====== The input
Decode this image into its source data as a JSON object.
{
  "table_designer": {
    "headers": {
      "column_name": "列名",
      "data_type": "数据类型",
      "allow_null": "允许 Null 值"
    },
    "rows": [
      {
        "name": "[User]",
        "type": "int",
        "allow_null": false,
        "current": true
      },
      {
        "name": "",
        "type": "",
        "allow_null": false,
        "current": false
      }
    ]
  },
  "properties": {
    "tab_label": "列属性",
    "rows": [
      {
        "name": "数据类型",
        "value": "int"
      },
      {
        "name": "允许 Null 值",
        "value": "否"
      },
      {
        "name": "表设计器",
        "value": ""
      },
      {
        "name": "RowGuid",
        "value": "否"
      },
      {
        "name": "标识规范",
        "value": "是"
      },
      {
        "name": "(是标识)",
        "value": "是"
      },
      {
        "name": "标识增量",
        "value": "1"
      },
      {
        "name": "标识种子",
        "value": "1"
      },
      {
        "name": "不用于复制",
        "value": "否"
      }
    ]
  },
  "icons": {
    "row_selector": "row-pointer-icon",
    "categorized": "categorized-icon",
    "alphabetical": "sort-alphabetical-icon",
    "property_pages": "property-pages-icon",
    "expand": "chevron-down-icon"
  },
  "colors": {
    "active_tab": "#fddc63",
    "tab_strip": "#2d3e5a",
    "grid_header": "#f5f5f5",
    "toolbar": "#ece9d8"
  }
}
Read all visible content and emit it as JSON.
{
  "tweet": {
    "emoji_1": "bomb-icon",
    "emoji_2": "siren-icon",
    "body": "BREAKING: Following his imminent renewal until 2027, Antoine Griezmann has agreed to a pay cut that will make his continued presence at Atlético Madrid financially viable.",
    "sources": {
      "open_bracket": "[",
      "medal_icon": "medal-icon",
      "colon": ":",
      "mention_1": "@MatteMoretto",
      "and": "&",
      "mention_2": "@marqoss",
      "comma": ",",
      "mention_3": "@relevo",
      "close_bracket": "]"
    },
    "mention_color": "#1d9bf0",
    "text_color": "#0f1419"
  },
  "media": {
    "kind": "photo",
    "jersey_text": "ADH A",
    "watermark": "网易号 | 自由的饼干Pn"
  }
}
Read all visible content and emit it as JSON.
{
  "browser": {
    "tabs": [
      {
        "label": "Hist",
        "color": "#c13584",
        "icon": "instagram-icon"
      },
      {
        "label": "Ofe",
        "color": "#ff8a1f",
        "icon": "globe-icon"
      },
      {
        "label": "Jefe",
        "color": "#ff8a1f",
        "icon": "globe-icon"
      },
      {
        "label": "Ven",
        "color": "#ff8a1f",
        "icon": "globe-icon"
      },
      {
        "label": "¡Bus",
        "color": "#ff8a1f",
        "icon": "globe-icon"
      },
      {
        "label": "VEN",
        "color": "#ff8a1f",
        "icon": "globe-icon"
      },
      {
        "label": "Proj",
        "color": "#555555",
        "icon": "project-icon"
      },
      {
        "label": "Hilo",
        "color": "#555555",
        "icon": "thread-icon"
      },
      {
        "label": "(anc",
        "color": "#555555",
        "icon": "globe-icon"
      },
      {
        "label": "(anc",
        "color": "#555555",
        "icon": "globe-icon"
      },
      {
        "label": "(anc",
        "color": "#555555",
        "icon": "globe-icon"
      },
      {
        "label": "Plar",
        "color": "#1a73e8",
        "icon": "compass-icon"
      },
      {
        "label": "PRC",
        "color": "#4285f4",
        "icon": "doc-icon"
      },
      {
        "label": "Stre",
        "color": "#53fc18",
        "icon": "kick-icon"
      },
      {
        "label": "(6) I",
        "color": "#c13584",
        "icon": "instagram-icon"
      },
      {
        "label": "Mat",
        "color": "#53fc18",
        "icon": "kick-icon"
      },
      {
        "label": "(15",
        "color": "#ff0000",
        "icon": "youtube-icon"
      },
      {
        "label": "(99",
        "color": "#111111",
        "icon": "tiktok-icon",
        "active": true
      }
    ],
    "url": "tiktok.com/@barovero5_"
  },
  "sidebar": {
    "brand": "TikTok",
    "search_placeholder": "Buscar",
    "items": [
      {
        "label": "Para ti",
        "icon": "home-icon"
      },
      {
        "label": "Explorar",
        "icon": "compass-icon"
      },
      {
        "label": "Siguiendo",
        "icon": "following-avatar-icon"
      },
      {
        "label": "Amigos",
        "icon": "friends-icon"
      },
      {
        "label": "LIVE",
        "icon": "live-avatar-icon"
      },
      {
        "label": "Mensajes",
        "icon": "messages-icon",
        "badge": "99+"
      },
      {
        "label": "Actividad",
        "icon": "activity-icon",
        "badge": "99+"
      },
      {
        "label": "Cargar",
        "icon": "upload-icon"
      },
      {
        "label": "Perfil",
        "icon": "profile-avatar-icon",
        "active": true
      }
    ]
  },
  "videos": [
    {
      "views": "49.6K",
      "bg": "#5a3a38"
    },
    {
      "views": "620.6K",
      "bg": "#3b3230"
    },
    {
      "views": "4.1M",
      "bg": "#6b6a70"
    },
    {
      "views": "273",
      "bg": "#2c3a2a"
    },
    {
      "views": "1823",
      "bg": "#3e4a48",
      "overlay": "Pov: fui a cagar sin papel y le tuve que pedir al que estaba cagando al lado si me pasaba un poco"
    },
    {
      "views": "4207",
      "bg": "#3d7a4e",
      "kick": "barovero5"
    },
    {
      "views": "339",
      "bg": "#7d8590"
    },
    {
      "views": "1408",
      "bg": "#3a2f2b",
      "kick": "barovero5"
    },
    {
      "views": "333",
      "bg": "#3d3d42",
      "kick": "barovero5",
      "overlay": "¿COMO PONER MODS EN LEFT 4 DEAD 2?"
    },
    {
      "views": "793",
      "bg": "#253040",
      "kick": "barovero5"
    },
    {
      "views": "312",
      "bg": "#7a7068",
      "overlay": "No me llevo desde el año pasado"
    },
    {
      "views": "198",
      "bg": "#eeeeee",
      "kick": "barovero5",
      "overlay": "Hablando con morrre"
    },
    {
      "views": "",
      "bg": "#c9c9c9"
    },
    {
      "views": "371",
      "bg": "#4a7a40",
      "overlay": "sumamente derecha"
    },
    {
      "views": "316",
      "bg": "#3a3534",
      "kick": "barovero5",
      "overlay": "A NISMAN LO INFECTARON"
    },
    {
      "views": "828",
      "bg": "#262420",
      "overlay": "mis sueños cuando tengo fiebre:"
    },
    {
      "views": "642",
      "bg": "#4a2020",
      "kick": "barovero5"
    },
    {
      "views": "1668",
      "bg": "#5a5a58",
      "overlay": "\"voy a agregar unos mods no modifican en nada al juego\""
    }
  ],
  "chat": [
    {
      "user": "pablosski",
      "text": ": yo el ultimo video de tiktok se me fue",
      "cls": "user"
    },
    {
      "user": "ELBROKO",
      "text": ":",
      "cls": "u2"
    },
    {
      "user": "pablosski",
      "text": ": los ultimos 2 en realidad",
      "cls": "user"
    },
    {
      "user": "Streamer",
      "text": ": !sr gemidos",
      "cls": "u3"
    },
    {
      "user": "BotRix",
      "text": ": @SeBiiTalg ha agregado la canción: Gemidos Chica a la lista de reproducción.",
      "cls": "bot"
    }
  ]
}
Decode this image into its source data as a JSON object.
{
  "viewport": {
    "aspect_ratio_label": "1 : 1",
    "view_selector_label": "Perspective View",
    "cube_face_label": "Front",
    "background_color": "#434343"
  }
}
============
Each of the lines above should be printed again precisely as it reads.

Decode this image into its source data as a JSON object.
{
  "table_designer": {
    "headers": {
      "column_name": "列名",
      "data_type": "数据类型",
      "allow_null": "允许 Null 值"
    },
    "rows": [
      {
        "name": "[User]",
        "type": "int",
        "allow_null": false,
        "current": true
      },
      {
        "name": "",
        "type": "",
        "allow_null": false,
        "current": false
      }
    ]
  },
  "properties": {
    "tab_label": "列属性",
    "rows": [
      {
        "name": "数据类型",
        "value": "int"
      },
      {
        "name": "允许 Null 值",
        "value": "否"
      },
      {
        "name": "表设计器",
        "value": ""
      },
      {
        "name": "RowGuid",
        "value": "否"
      },
      {
        "name": "标识规范",
        "value": "是"
      },
      {
        "name": "(是标识)",
        "value": "是"
      },
      {
        "name": "标识增量",
        "value": "1"
      },
      {
        "name": "标识种子",
        "value": "1"
      },
      {
        "name": "不用于复制",
        "value": "否"
      }
    ]
  },
  "icons": {
    "row_selector": "row-pointer-icon",
    "categorized": "categorized-icon",
    "alphabetical": "sort-alphabetical-icon",
    "property_pages": "property-pages-icon",
    "expand": "chevron-down-icon"
  },
  "colors": {
    "active_tab": "#fddc63",
    "tab_strip": "#2d3e5a",
    "grid_header": "#f5f5f5",
    "toolbar": "#ece9d8"
  }
}
Read all visible content and emit it as JSON.
{
  "tweet": {
    "emoji_1": "bomb-icon",
    "emoji_2": "siren-icon",
    "body": "BREAKING: Following his imminent renewal until 2027, Antoine Griezmann has agreed to a pay cut that will make his continued presence at Atlético Madrid financially viable.",
    "sources": {
      "open_bracket": "[",
      "medal_icon": "medal-icon",
      "colon": ":",
      "mention_1": "@MatteMoretto",
      "and": "&",
      "mention_2": "@marqoss",
      "comma": ",",
      "mention_3": "@relevo",
      "close_bracket": "]"
    },
    "mention_color": "#1d9bf0",
    "text_color": "#0f1419"
  },
  "media": {
    "kind": "photo",
    "jersey_text": "ADH A",
    "watermark": "网易号 | 自由的饼干Pn"
  }
}
Read all visible content and emit it as JSON.
{
  "browser": {
    "tabs": [
      {
        "label": "Hist",
        "color": "#c13584",
        "icon": "instagram-icon"
      },
      {
        "label": "Ofe",
        "color": "#ff8a1f",
        "icon": "globe-icon"
      },
      {
        "label": "Jefe",
        "color": "#ff8a1f",
        "icon": "globe-icon"
      },
      {
        "label": "Ven",
        "color": "#ff8a1f",
        "icon": "globe-icon"
      },
      {
        "label": "¡Bus",
        "color": "#ff8a1f",
        "icon": "globe-icon"
      },
      {
        "label": "VEN",
        "color": "#ff8a1f",
        "icon": "globe-icon"
      },
      {
        "label": "Proj",
        "color": "#555555",
        "icon": "project-icon"
      },
      {
        "label": "Hilo",
        "color": "#555555",
        "icon": "thread-icon"
      },
      {
        "label": "(anc",
        "color": "#555555",
        "icon": "globe-icon"
      },
      {
        "label": "(anc",
        "color": "#555555",
        "icon": "globe-icon"
      },
      {
        "label": "(anc",
        "color": "#555555",
        "icon": "globe-icon"
      },
      {
        "label": "Plar",
        "color": "#1a73e8",
        "icon": "compass-icon"
      },
      {
        "label": "PRC",
        "color": "#4285f4",
        "icon": "doc-icon"
      },
      {
        "label": "Stre",
        "color": "#53fc18",
        "icon": "kick-icon"
      },
      {
        "label": "(6) I",
        "color": "#c13584",
        "icon": "instagram-icon"
      },
      {
        "label": "Mat",
        "color": "#53fc18",
        "icon": "kick-icon"
      },
      {
        "label": "(15",
        "color": "#ff0000",
        "icon": "youtube-icon"
      },
      {
        "label": "(99",
        "color": "#111111",
        "icon": "tiktok-icon",
        "active": true
      }
    ],
    "url": "tiktok.com/@barovero5_"
  },
  "sidebar": {
    "brand": "TikTok",
    "search_placeholder": "Buscar",
    "items": [
      {
        "label": "Para ti",
        "icon": "home-icon"
      },
      {
        "label": "Explorar",
        "icon": "compass-icon"
      },
      {
        "label": "Siguiendo",
        "icon": "following-avatar-icon"
      },
      {
        "label": "Amigos",
        "icon": "friends-icon"
      },
      {
        "label": "LIVE",
        "icon": "live-avatar-icon"
      },
      {
        "label": "Mensajes",
        "icon": "messages-icon",
        "badge": "99+"
      },
      {
        "label": "Actividad",
        "icon": "activity-icon",
        "badge": "99+"
      },
      {
        "label": "Cargar",
        "icon": "upload-icon"
      },
      {
        "label": "Perfil",
        "icon": "profile-avatar-icon",
        "active": true
      }
    ]
  },
  "videos": [
    {
      "views": "49.6K",
      "bg": "#5a3a38"
    },
    {
      "views": "620.6K",
      "bg": "#3b3230"
    },
    {
      "views": "4.1M",
      "bg": "#6b6a70"
    },
    {
      "views": "273",
      "bg": "#2c3a2a"
    },
    {
      "views": "1823",
      "bg": "#3e4a48",
      "overlay": "Pov: fui a cagar sin papel y le tuve que pedir al que estaba cagando al lado si me pasaba un poco"
    },
    {
      "views": "4207",
      "bg": "#3d7a4e",
      "kick": "barovero5"
    },
    {
      "views": "339",
      "bg": "#7d8590"
    },
    {
      "views": "1408",
      "bg": "#3a2f2b",
      "kick": "barovero5"
    },
    {
      "views": "333",
      "bg": "#3d3d42",
      "kick": "barovero5",
      "overlay": "¿COMO PONER MODS EN LEFT 4 DEAD 2?"
    },
    {
      "views": "793",
      "bg": "#253040",
      "kick": "barovero5"
    },
    {
      "views": "312",
      "bg": "#7a7068",
      "overlay": "No me llevo desde el año pasado"
    },
    {
      "views": "198",
      "bg": "#eeeeee",
      "kick": "barovero5",
      "overlay": "Hablando con morrre"
    },
    {
      "views": "",
      "bg": "#c9c9c9"
    },
    {
      "views": "371",
      "bg": "#4a7a40",
      "overlay": "sumamente derecha"
    },
    {
      "views": "316",
      "bg": "#3a3534",
      "kick": "barovero5",
      "overlay": "A NISMAN LO INFECTARON"
    },
    {
      "views": "828",
      "bg": "#262420",
      "overlay": "mis sueños cuando tengo fiebre:"
    },
    {
      "views": "642",
      "bg": "#4a2020",
      "kick": "barovero5"
    },
    {
      "views": "1668",
      "bg": "#5a5a58",
      "overlay": "\"voy a agregar unos mods no modifican en nada al juego\""
    }
  ],
  "chat": [
    {
      "user": "pablosski",
      "text": ": yo el ultimo video de tiktok se me fue",
      "cls": "user"
    },
    {
      "user": "ELBROKO",
      "text": ":",
      "cls": "u2"
    },
    {
      "user": "pablosski",
      "text": ": los ultimos 2 en realidad",
      "cls": "user"
    },
    {
      "user": "Streamer",
      "text": ": !sr gemidos",
      "cls": "u3"
    },
    {
      "user": "BotRix",
      "text": ": @SeBiiTalg ha agregado la canción: Gemidos Chica a la lista de reproducción.",
      "cls": "bot"
    }
  ]
}
Decode this image into its source data as a JSON object.
{
  "viewport": {
    "aspect_ratio_label": "1 : 1",
    "view_selector_label": "Perspective View",
    "cube_face_label": "Front",
    "background_color": "#434343"
  }
}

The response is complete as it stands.